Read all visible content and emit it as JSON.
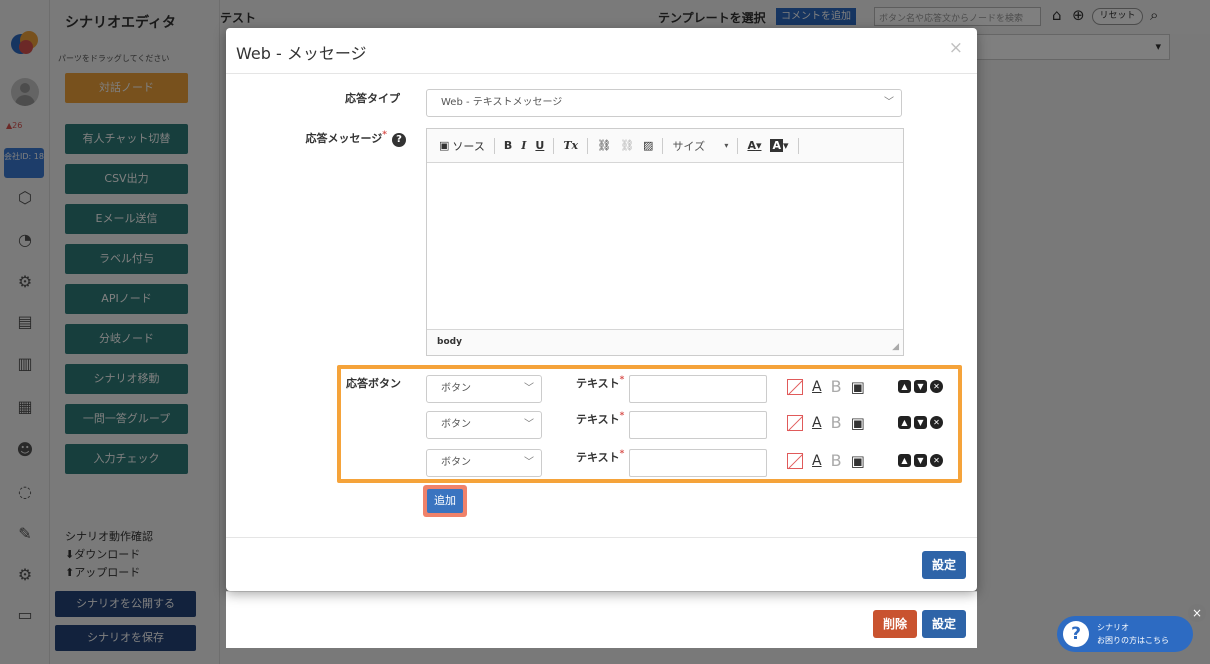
{
  "background": {
    "palette_title": "シナリオエディタ",
    "palette_hint": "パーツをドラッグしてください",
    "node_buttons": [
      "対話ノード",
      "有人チャット切替",
      "CSV出力",
      "Eメール送信",
      "ラベル付与",
      "APIノード",
      "分岐ノード",
      "シナリオ移動",
      "一問一答グループ",
      "入力チェック"
    ],
    "scenario_check": "シナリオ動作確認",
    "download": "ダウンロード",
    "upload": "アップロード",
    "publish": "シナリオを公開する",
    "save": "シナリオを保存",
    "badge_count": "26",
    "company_id": "会社ID: 18",
    "scenario_name": "テスト",
    "template_select": "テンプレートを選択",
    "add_comment": "コメントを追加",
    "search_placeholder": "ボタン名や応答文からノードを検索",
    "reset": "リセット"
  },
  "modal": {
    "title": "Web - メッセージ",
    "close": "×",
    "response_type_label": "応答タイプ",
    "response_type_value": "Web - テキストメッセージ",
    "response_message_label": "応答メッセージ",
    "required_mark": "*",
    "help": "?",
    "editor": {
      "source": "ソース",
      "bold": "B",
      "italic": "I",
      "underline": "U",
      "clear": "Tx",
      "size": "サイズ",
      "text_color": "A",
      "bg_color": "A",
      "path": "body"
    },
    "buttons_label": "応答ボタン",
    "button_rows": [
      {
        "type": "ボタン",
        "text_label": "テキスト",
        "text_value": ""
      },
      {
        "type": "ボタン",
        "text_label": "テキスト",
        "text_value": ""
      },
      {
        "type": "ボタン",
        "text_label": "テキスト",
        "text_value": ""
      }
    ],
    "add": "追加",
    "set": "設定"
  },
  "footer": {
    "delete": "削除",
    "set": "設定"
  },
  "help_widget": {
    "line1": "シナリオ",
    "line2": "お困りの方はこちら",
    "icon": "?",
    "close": "×"
  }
}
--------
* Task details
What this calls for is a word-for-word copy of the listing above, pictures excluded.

* Written answer
Read all visible content and emit it as JSON.
{
  "background": {
    "palette_title": "シナリオエディタ",
    "palette_hint": "パーツをドラッグしてください",
    "node_buttons": [
      "対話ノード",
      "有人チャット切替",
      "CSV出力",
      "Eメール送信",
      "ラベル付与",
      "APIノード",
      "分岐ノード",
      "シナリオ移動",
      "一問一答グループ",
      "入力チェック"
    ],
    "scenario_check": "シナリオ動作確認",
    "download": "ダウンロード",
    "upload": "アップロード",
    "publish": "シナリオを公開する",
    "save": "シナリオを保存",
    "badge_count": "26",
    "company_id": "会社ID: 18",
    "scenario_name": "テスト",
    "template_select": "テンプレートを選択",
    "add_comment": "コメントを追加",
    "search_placeholder": "ボタン名や応答文からノードを検索",
    "reset": "リセット"
  },
  "modal": {
    "title": "Web - メッセージ",
    "close": "×",
    "response_type_label": "応答タイプ",
    "response_type_value": "Web - テキストメッセージ",
    "response_message_label": "応答メッセージ",
    "required_mark": "*",
    "help": "?",
    "editor": {
      "source": "ソース",
      "bold": "B",
      "italic": "I",
      "underline": "U",
      "clear": "Tx",
      "size": "サイズ",
      "text_color": "A",
      "bg_color": "A",
      "path": "body"
    },
    "buttons_label": "応答ボタン",
    "button_rows": [
      {
        "type": "ボタン",
        "text_label": "テキスト",
        "text_value": ""
      },
      {
        "type": "ボタン",
        "text_label": "テキスト",
        "text_value": ""
      },
      {
        "type": "ボタン",
        "text_label": "テキスト",
        "text_value": ""
      }
    ],
    "add": "追加",
    "set": "設定"
  },
  "footer": {
    "delete": "削除",
    "set": "設定"
  },
  "help_widget": {
    "line1": "シナリオ",
    "line2": "お困りの方はこちら",
    "icon": "?",
    "close": "×"
  }
}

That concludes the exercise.